China is investing ‘billions’ in construction projects in Penang. This has upset the United Malays National Organization (UMNO). The DAP has ties with Thailand and Singapore and is supported by pro-Capitalist Malaysian Chinese citizens. The DAP profess a rather ‘socialist’ approach – with welfare state policies – and calls for a redistribution of wealth in Malaysia. This altogether does not turn the DAP into an anti-U.S. or anti-West force in the country. The DAP does not have a clear cut foreign policy stance as this party’s politics is engrossed with national issues. One its leaders, Karpal Singh, is more immersed in ‘anti-Islam’ diatribes rather than be concerned with the future of the nation! Fan Yew Teng was the only person who had an idea what foreign policy was about. Unfortunately, he passed away this year.

As a matter of fact, the entire region should be concerned by the PR’s lack of ‘foreign Affairs skills’. it is true to state that the PR would easily align itself with the ASEAN and its policies. This is not indicative of an intelligent foreign policy line for an opposition group bound to form a future regime. Would the DAP voice its opposition and threaten to leave a PR regime if the PAS forces the government to ally with Iran or Saudi Arabia? Will the PKR reject PAS’s close relationship with Iran for example? Or will the PAS slam the tables if the DAP proposes closer ties with China, Thailand? The PR’s entire foreign policy or lack of it will throw the country in dissarray. On the other hand, the PR offers no real solution to the immediate problems affecting the region. Most of the leaders of the PKR, PAS and DAP have little experience when it comes to ‘foreign affairs’. This is a major setback for the PR. Once in power, such a setback will reveal itself and it will be damning for the nation altogether. Nonetheless, the fact that most of the PR members are U.S. and Western educated, it is clear that the opposition is not anti-West.

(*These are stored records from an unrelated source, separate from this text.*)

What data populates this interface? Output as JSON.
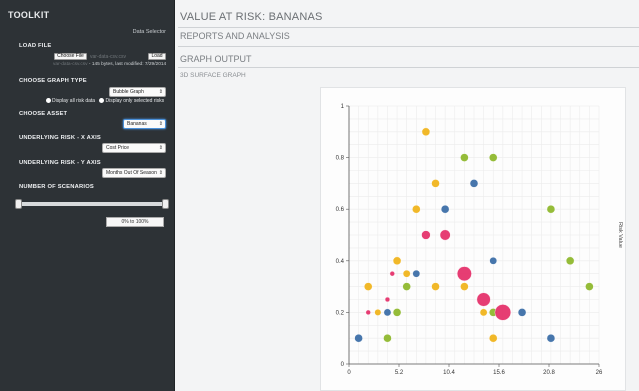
{
  "sidebar": {
    "title": "TOOLKIT",
    "subtitle": "Data Selector",
    "load_file": {
      "label": "LOAD FILE",
      "choose_label": "Choose File",
      "file_name": "var-data-csv.csv",
      "load_label": "Load",
      "info_prefix": "var-data-csv.csv",
      "info_text": " - 145 bytes, last modified: 7/29/2014"
    },
    "graph_type": {
      "label": "CHOOSE GRAPH TYPE",
      "selected": "Bubble Graph",
      "radio_all": "Display all risk data",
      "radio_selected": "Display only selected risks"
    },
    "asset": {
      "label": "CHOOSE ASSET",
      "selected": "Bananas"
    },
    "x_axis": {
      "label": "UNDERLYING RISK - X AXIS",
      "selected": "Cost Price"
    },
    "y_axis": {
      "label": "UNDERLYING RISK - Y AXIS",
      "selected": "Months Out Of Season"
    },
    "scenarios": {
      "label": "NUMBER OF SCENARIOS",
      "range_text": "0% to 100%",
      "range_low": 0,
      "range_high": 100
    }
  },
  "main": {
    "title": "VALUE AT RISK: BANANAS",
    "subtitle": "REPORTS AND ANALYSIS",
    "section": "GRAPH OUTPUT",
    "graph_subtitle": "3D SURFACE GRAPH"
  },
  "colors": {
    "yellow": "#f0b41e",
    "green": "#8fb82e",
    "blue": "#3d6fa8",
    "pink": "#e5336b"
  },
  "chart_data": {
    "type": "scatter",
    "variant": "bubble",
    "title": "",
    "xlabel": "",
    "ylabel": "Risk Value",
    "xlim": [
      0,
      26
    ],
    "ylim": [
      0,
      1
    ],
    "x_ticks": [
      "0",
      "5.2",
      "10.4",
      "15.6",
      "20.8",
      "26"
    ],
    "y_ticks": [
      "0",
      "0.2",
      "0.4",
      "0.6",
      "0.8",
      "1"
    ],
    "grid": true,
    "points": [
      {
        "x": 8,
        "y": 0.9,
        "size": 1,
        "color": "yellow"
      },
      {
        "x": 12,
        "y": 0.8,
        "size": 1,
        "color": "green"
      },
      {
        "x": 15,
        "y": 0.8,
        "size": 1,
        "color": "green"
      },
      {
        "x": 9,
        "y": 0.7,
        "size": 1,
        "color": "yellow"
      },
      {
        "x": 13,
        "y": 0.7,
        "size": 1,
        "color": "blue"
      },
      {
        "x": 7,
        "y": 0.6,
        "size": 1,
        "color": "yellow"
      },
      {
        "x": 10,
        "y": 0.6,
        "size": 1,
        "color": "blue"
      },
      {
        "x": 21,
        "y": 0.6,
        "size": 1,
        "color": "green"
      },
      {
        "x": 8,
        "y": 0.5,
        "size": 1.1,
        "color": "pink"
      },
      {
        "x": 10,
        "y": 0.5,
        "size": 1.3,
        "color": "pink"
      },
      {
        "x": 5,
        "y": 0.4,
        "size": 1,
        "color": "yellow"
      },
      {
        "x": 15,
        "y": 0.4,
        "size": 0.9,
        "color": "blue"
      },
      {
        "x": 23,
        "y": 0.4,
        "size": 1,
        "color": "green"
      },
      {
        "x": 4.5,
        "y": 0.35,
        "size": 0.6,
        "color": "pink"
      },
      {
        "x": 6,
        "y": 0.35,
        "size": 0.9,
        "color": "yellow"
      },
      {
        "x": 7,
        "y": 0.35,
        "size": 0.9,
        "color": "blue"
      },
      {
        "x": 12,
        "y": 0.35,
        "size": 1.8,
        "color": "pink"
      },
      {
        "x": 2,
        "y": 0.3,
        "size": 1,
        "color": "yellow"
      },
      {
        "x": 6,
        "y": 0.3,
        "size": 1,
        "color": "green"
      },
      {
        "x": 9,
        "y": 0.3,
        "size": 1,
        "color": "yellow"
      },
      {
        "x": 12,
        "y": 0.3,
        "size": 1,
        "color": "yellow"
      },
      {
        "x": 25,
        "y": 0.3,
        "size": 1,
        "color": "green"
      },
      {
        "x": 4,
        "y": 0.25,
        "size": 0.6,
        "color": "pink"
      },
      {
        "x": 14,
        "y": 0.25,
        "size": 1.7,
        "color": "pink"
      },
      {
        "x": 2,
        "y": 0.2,
        "size": 0.6,
        "color": "pink"
      },
      {
        "x": 3,
        "y": 0.2,
        "size": 0.8,
        "color": "yellow"
      },
      {
        "x": 4,
        "y": 0.2,
        "size": 0.9,
        "color": "blue"
      },
      {
        "x": 5,
        "y": 0.2,
        "size": 1,
        "color": "green"
      },
      {
        "x": 14,
        "y": 0.2,
        "size": 0.9,
        "color": "yellow"
      },
      {
        "x": 15,
        "y": 0.2,
        "size": 1,
        "color": "green"
      },
      {
        "x": 16,
        "y": 0.2,
        "size": 2,
        "color": "pink"
      },
      {
        "x": 18,
        "y": 0.2,
        "size": 1,
        "color": "blue"
      },
      {
        "x": 1,
        "y": 0.1,
        "size": 1,
        "color": "blue"
      },
      {
        "x": 4,
        "y": 0.1,
        "size": 1,
        "color": "green"
      },
      {
        "x": 15,
        "y": 0.1,
        "size": 1,
        "color": "yellow"
      },
      {
        "x": 21,
        "y": 0.1,
        "size": 1,
        "color": "blue"
      }
    ]
  }
}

On the Malaysia-U.S. trade negotiations, most of the PKR or the PR is willing to ‘negotiate’ a better deal. There is no question of a ‘no deal’ even if the Americans impose their will in the end. There is altogether no way for Malaysia to get a pro-Malaysia deal in such negotiations with the PR being one eyed about the U.S. crimes across the globe and its real intents.

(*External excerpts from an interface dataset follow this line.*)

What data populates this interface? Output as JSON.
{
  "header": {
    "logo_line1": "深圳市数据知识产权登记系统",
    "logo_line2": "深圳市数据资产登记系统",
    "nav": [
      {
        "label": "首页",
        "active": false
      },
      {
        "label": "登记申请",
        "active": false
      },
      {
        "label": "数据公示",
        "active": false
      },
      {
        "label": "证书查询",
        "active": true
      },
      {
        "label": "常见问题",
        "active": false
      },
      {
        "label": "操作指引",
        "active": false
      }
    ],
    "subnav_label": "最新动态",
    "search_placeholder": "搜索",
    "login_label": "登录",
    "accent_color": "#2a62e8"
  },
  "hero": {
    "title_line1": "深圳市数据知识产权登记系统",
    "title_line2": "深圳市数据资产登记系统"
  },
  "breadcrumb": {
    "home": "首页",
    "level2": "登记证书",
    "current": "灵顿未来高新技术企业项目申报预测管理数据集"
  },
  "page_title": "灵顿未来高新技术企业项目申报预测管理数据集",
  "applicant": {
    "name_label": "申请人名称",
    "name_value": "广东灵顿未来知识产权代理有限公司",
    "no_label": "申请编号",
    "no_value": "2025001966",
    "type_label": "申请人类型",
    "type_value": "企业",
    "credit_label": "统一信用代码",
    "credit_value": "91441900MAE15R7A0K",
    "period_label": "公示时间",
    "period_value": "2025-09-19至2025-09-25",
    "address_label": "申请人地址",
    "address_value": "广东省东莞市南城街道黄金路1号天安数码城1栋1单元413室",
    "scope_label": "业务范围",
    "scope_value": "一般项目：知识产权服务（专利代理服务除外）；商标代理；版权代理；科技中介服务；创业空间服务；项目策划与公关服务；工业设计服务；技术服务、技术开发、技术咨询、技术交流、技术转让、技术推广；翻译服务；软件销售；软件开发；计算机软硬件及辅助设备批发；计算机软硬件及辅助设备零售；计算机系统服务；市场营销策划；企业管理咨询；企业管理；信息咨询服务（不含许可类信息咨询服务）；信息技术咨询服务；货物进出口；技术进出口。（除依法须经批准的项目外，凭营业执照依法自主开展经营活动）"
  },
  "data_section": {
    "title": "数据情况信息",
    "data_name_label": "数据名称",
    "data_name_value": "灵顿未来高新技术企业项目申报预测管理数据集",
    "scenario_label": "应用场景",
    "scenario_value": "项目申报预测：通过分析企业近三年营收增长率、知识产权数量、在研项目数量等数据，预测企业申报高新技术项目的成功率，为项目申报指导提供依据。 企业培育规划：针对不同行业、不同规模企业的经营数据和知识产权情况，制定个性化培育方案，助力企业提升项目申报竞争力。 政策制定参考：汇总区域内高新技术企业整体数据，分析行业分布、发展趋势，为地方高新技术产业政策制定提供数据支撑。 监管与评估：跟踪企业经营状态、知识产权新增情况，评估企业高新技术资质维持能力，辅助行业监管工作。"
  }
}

The PR is totally clueless with regards the current push by the U.S. and Nato to control the Malacca Straits. It has no idea at all on the move by the U.S. to re-open its former bases in the Philippines. it is as blind on the Spratly and South China Sea crisis as it is on the proliferation of nuclear weapons in the region. The PR has said nothing or little on the region’s interest in nuclear energy and this in the wake of the Fukushima disaster. In any of these cases, there are no clear policy statement from the opposition group. What we have seen so far are statements by individuals supporting ‘revolutions’ in the Middle East. While other individuals showed pure innocence on major issues, such as Malaysia’s joining the U.S.-Nato in ‘war games’. Being Malay-Muslim majority parties, the PAS and the PKR are naturally ‘frightened’ of China’s growing role in the region. What make the Muslims fearful of China is the possibility that Beijing plays a more important role in Malaysia.